“He used to write a lot because he wanted to document South African stories through the eyes of a South African unlike the literature that we were exposed to growing up where everything was told through the eyes of the west,” said Mathobo.
The poem paints Shaka as a great military strategist, visionary leader and a unifier of African tribes.
“My husband was actually quite disappointed about the literature that was available on African heroes because it painted great leaders like King Shaka as bloodthirsty individuals because the authors did not understand their backgrounds nor had they done adequate research on the subjects they were writing about,” said Mathobo.
The University of KZN Press published UNodumehlezi KaMenzi in isiZulu for the first time this year and Mathobo and the Mazisi Kunene Foundation team will be launching it at the inaugural Nirox Words Festival, in Krugersdorp, on Saturday.
“This important initial step to ensure that the Mazisi Kunene legacy lives on and thrives at his alma mater, in KZN and the country, demonstrates the commitment that UKZN has made and will continue to make to preserve and grow isiZulu as a respected academic and literary language on the African continent,” said UKZN vice-chancellor Albert van Jaarsveld.
Award-winning poet Jessica Mbangeni said she was honoured and looking forward to perform an excerpt from the poem during the festival.
“This is a most beautiful chapter of my life, a sheer batter of my soul; the history that defines my black power despite all the indoctrination that has fabricated our African story all over the world.

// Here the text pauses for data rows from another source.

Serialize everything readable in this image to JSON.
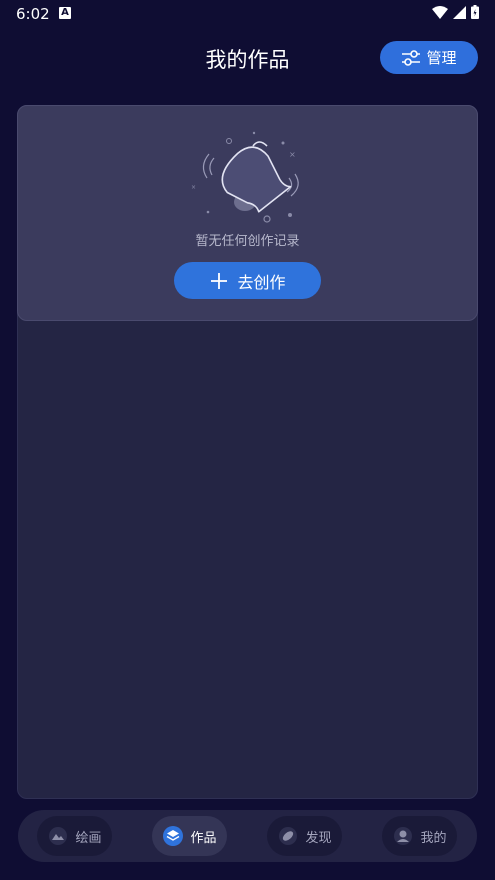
{
  "status_bar": {
    "time": "6:02",
    "notification_badge": "A",
    "icons": [
      "wifi-icon",
      "signal-icon",
      "battery-icon"
    ]
  },
  "header": {
    "title": "我的作品",
    "manage_label": "管理",
    "manage_icon": "sliders-icon"
  },
  "empty_state": {
    "message": "暂无任何创作记录",
    "create_label": "去创作",
    "illustration": "bell-icon"
  },
  "bottom_nav": {
    "items": [
      {
        "label": "绘画",
        "icon": "image-icon",
        "active": false
      },
      {
        "label": "作品",
        "icon": "layers-icon",
        "active": true
      },
      {
        "label": "发现",
        "icon": "compass-icon",
        "active": false
      },
      {
        "label": "我的",
        "icon": "person-icon",
        "active": false
      }
    ]
  },
  "colors": {
    "background": "#0f0d33",
    "panel": "#242544",
    "card": "#3b3b5d",
    "accent": "#2f73dc"
  }
}
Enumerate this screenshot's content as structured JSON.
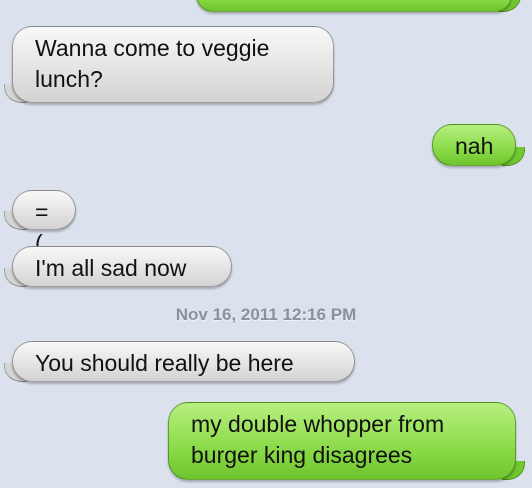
{
  "thread": {
    "messages": [
      {
        "id": "m0",
        "direction": "outgoing",
        "text": ""
      },
      {
        "id": "m1",
        "direction": "incoming",
        "text": "Wanna come to veggie lunch?"
      },
      {
        "id": "m2",
        "direction": "outgoing",
        "text": "nah"
      },
      {
        "id": "m3",
        "direction": "incoming",
        "text": "=("
      },
      {
        "id": "m4",
        "direction": "incoming",
        "text": "I'm all sad now"
      },
      {
        "id": "m5",
        "direction": "incoming",
        "text": "You should really be here"
      },
      {
        "id": "m6",
        "direction": "outgoing",
        "text": "my double whopper from burger king disagrees"
      }
    ],
    "timestamp": "Nov 16, 2011 12:16 PM"
  },
  "colors": {
    "background": "#dbe2ed",
    "incoming_bubble": "#e4e4e4",
    "outgoing_bubble": "#8fdd4d",
    "timestamp_text": "#8b919c"
  }
}
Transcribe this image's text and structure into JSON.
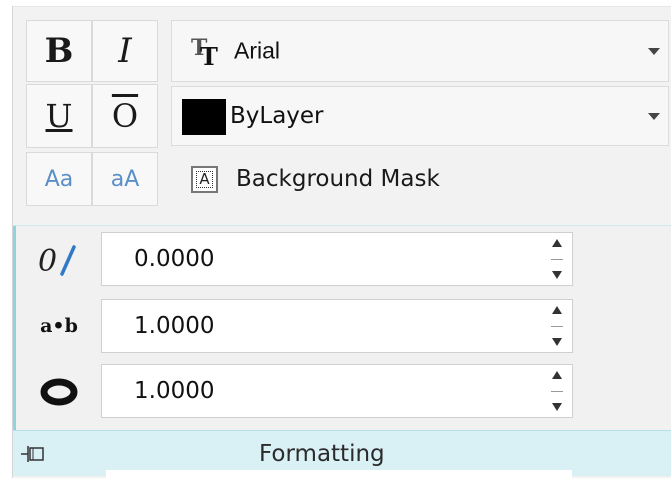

We are telling our African story from an African perspective and we will tell it as Mazisi Kunene has written,” said Mbangeni.
Mathobo said the need and importance for South African writers to document African stories as they knew them became even more pressing after the couple left KwaZulu-Natal when they went on exile in the 1960s as they became exposed to more books on Africans, some which were still banned in SA.
“He was like a man running out of time, everywhere he went he was writing and he used to tell me that words would be there for thousands of years so that the next generation would never be misled about their own history,” Mathobo recalled.
They returned to Durban after 34 years and their home, in Glenwood, has since been turned into a museum where Mazisi Kunene Foundation operates from.
While Kunene is known for many internationally celebrated books such as the Anthem of the Decades, originally called Inhlokomo Yeminyaka, Mathobo said he never wrote in English so all his work had to be translated from IsiZulu.
“He used to say he could not think or be angry in English and needed his ancestors to guide him as he wrote so whatever he wrote could only be authentic in his mother-tongue,” she said.